◆ What you should do:
Your job is to return every line in the data holding the string "ingredient".

Task data: Begin

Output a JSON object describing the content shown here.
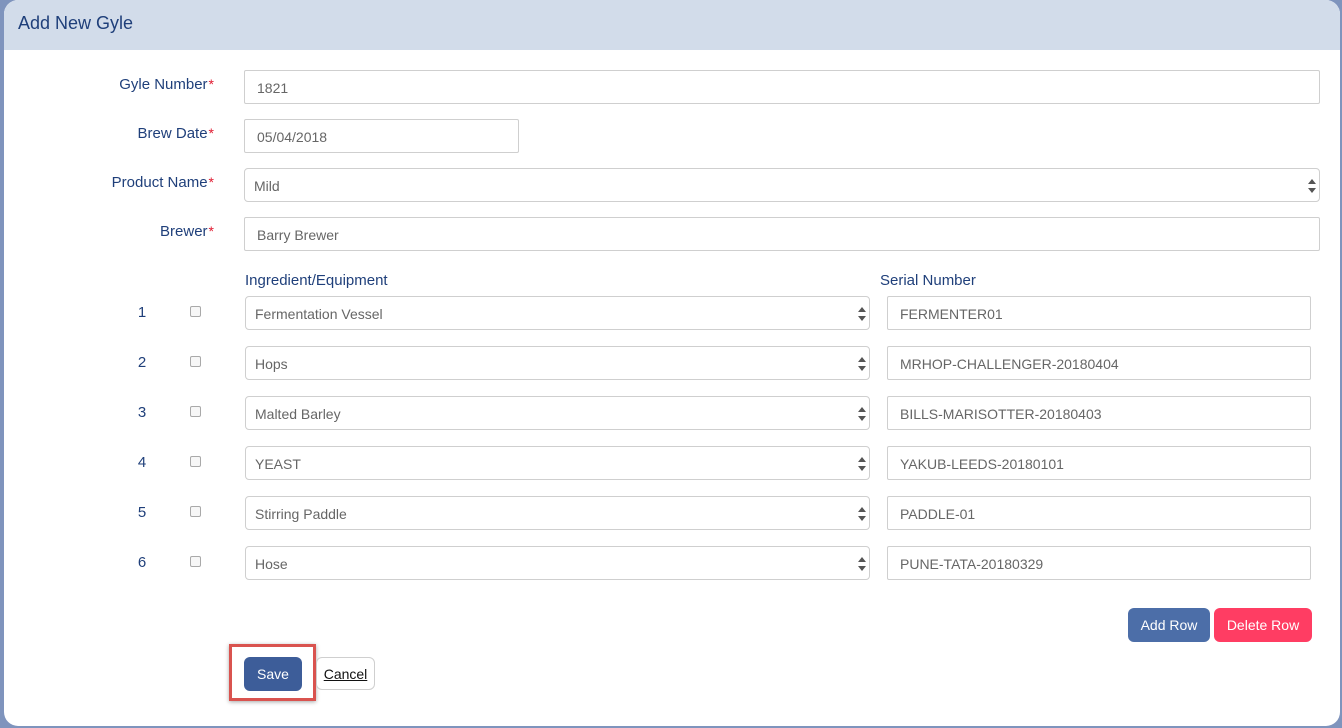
{
  "panel": {
    "title": "Add New Gyle"
  },
  "form": {
    "gyle_number": {
      "label": "Gyle Number",
      "value": "1821"
    },
    "brew_date": {
      "label": "Brew Date",
      "value": "05/04/2018"
    },
    "product_name": {
      "label": "Product Name",
      "value": "Mild"
    },
    "brewer": {
      "label": "Brewer",
      "value": "Barry Brewer"
    },
    "required_marker": "*"
  },
  "table": {
    "headers": {
      "ingredient": "Ingredient/Equipment",
      "serial": "Serial Number"
    },
    "rows": [
      {
        "num": "1",
        "ingredient": "Fermentation Vessel",
        "serial": "FERMENTER01",
        "checked": false
      },
      {
        "num": "2",
        "ingredient": "Hops",
        "serial": "MRHOP-CHALLENGER-20180404",
        "checked": false
      },
      {
        "num": "3",
        "ingredient": "Malted Barley",
        "serial": "BILLS-MARISOTTER-20180403",
        "checked": false
      },
      {
        "num": "4",
        "ingredient": "YEAST",
        "serial": "YAKUB-LEEDS-20180101",
        "checked": false
      },
      {
        "num": "5",
        "ingredient": "Stirring Paddle",
        "serial": "PADDLE-01",
        "checked": false
      },
      {
        "num": "6",
        "ingredient": "Hose",
        "serial": "PUNE-TATA-20180329",
        "checked": false
      }
    ]
  },
  "buttons": {
    "add_row": "Add Row",
    "delete_row": "Delete Row",
    "save": "Save",
    "cancel": "Cancel"
  },
  "colors": {
    "header_bg": "#d2dcea",
    "label_text": "#1f3f7a",
    "required": "#e0192f",
    "primary_button": "#4c6ea8",
    "danger_button": "#ff3d63",
    "highlight_border": "#d9534f"
  }
}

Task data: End

◆ Response to the exercise:
      "ingredient": "Ingredient/Equipment",
        "ingredient": "Fermentation Vessel",
        "ingredient": "Hops",
        "ingredient": "Malted Barley",
        "ingredient": "YEAST",
        "ingredient": "Stirring Paddle",
        "ingredient": "Hose",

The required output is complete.